War of the Rebellion: Serial 062 Page 1071 Chapter XLVI. CORRESPONDENCE, ETC. - CONFEDERATE.

Search Civil War Official Records

and Walker's Indian Brigade can be readily thrown to any point indicated, and Waite's and the little fragment of dismounted cavalry could also be brought down at the point mentioned. The lieutenant-general commanding directs all the troops to be withdrawn and sent to the southeast, except such Indian troops as may be absolutely necessary on the frontier. That word has so long been used to refer to the West that I am not certain that I catch the true meaning, but certainly the danger from the wild tribes on the Western frontier is nothing to this Territory compared to that which may be apprehended from Fort Gibson and Fort Smith on the north and east. I approve General Cooper's suggestion to replace Well's battalion at Fort Arbuckle, with Bourland's frontier command, where, in guarding the line from Arbuckle to Cobb, it can do more good to Texas than anywhere inside. An early reply asked, and in the mean time, as nothing will be lost by this delay, I will be gathering the troops for any move I may be required to make. I cannot, however, think it good policy to abandon this Territory, and run the risk of losing our Indian allies and of opening the Territory and Northern Texas to cavalry raids.

Very respectfully, your obedient servant,

S. B. MAXEY,

Brigadier-General, Commanding.

I would add that in order to carry out my views as set forth last winter I made application to withdraw Gano's brigade from Laynesport, feeling that as it had been guarding the Line road he should be notified of my intention, and sanction or oppose as he thought [best], and that on the 8th instant, but four days previous to the order herein referred to, the change was approved. The letter of the 12th, however, has caused me to still continue it at Laynesport. This latter is based on the belief that the enemy is not now withdrawing his forces from Fort Smith and concentrating at Little Rock, but has been re-enforcing the latter from the former, with a view of holding Spring and Gibson as fortified points from which to operate with cavalry raids. It is under that belief that this letter and the letter of the 16th are written. Colonel Watie's, received to-night, confirms this view.

MAXEY.

[Inclosure No. 1.] HEADQUARTERS FIRST INDIAN BRIGADE, Camp Longstreet, March 20, 1864.

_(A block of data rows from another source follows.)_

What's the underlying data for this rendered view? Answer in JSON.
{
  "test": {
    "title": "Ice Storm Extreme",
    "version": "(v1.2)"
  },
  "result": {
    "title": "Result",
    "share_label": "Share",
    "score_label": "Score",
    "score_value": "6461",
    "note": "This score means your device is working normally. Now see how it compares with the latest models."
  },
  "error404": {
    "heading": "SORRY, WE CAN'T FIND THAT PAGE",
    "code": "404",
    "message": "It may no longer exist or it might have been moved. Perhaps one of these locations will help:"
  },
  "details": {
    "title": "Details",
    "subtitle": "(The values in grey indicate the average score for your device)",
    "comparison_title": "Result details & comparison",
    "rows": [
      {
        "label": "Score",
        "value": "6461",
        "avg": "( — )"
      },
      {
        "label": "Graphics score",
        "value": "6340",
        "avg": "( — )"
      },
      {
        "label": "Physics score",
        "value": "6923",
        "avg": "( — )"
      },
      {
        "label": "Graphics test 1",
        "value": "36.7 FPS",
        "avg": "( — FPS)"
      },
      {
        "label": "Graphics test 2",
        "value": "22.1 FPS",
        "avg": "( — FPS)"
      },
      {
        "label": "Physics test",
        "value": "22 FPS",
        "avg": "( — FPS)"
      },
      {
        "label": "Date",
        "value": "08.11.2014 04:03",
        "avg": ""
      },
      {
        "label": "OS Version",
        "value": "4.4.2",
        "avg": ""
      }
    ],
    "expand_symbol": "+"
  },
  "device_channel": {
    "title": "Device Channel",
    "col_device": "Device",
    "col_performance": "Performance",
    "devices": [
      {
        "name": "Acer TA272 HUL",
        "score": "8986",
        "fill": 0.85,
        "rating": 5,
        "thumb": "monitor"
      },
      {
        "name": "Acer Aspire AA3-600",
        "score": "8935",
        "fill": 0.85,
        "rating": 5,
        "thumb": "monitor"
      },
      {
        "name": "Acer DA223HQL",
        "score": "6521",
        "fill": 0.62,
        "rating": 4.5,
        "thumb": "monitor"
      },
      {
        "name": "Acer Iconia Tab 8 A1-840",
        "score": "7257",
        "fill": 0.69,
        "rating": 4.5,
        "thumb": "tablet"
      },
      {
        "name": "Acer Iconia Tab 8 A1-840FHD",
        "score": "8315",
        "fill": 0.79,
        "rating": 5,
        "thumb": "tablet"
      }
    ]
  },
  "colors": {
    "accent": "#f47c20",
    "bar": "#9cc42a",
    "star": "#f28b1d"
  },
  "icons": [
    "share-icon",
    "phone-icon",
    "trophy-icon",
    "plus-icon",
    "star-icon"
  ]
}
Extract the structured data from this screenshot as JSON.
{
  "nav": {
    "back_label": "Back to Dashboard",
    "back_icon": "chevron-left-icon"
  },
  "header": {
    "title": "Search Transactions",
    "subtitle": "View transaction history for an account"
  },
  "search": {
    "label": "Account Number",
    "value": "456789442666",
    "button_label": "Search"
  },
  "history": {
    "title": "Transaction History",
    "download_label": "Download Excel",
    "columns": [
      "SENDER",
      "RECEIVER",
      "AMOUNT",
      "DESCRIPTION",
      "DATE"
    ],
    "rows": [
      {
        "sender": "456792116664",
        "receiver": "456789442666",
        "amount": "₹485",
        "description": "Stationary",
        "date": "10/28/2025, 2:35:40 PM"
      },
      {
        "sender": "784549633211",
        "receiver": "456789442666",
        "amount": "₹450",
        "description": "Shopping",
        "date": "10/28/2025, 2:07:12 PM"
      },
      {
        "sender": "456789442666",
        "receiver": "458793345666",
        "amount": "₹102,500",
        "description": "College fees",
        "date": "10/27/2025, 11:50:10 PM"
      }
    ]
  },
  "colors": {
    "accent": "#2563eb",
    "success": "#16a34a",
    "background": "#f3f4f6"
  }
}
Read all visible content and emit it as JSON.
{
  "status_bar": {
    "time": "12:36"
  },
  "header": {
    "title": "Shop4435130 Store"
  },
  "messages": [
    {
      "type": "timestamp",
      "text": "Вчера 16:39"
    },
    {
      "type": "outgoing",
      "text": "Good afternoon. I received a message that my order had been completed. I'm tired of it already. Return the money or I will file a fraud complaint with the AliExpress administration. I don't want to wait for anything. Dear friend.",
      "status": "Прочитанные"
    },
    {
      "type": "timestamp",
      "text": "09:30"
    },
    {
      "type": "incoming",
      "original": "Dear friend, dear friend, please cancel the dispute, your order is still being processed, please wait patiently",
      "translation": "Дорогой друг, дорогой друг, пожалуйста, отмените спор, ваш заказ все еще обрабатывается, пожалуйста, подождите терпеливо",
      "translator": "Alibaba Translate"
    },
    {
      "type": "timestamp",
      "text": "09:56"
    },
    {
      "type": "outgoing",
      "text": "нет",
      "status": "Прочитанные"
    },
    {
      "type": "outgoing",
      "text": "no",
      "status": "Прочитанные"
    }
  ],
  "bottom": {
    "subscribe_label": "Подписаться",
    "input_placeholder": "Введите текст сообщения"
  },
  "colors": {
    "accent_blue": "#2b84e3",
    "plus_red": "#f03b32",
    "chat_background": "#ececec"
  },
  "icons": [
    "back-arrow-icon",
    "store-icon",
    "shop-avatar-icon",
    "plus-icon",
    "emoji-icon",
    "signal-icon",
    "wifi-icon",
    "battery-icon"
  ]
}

Captain T. B. HEISTON,

Assistant Adjutant-General:

SIR: Three men of Captain Adair's party got in here last night. They report the Federal forces at Fort Smith's at about 3,000. They consist in part of two negro regiments, encamped some distance above the garrison on Poteau. About three weeks ago two regiments (the Twelfth and Thirteenth Kansas) started from Fort Smith to Fort Scott. The supposition is that they went up for the purpose of escorting a train down. They represent the horses and stock of the Federals at Fort Smith as very poor. Captain Adair captured about a dozen horses from a party near Peter Folsom's. Foraging parties go out as far as that place and Pleasant Bluff. The Federals are throwing up earth-works in the Mazzard Prairie, southeast of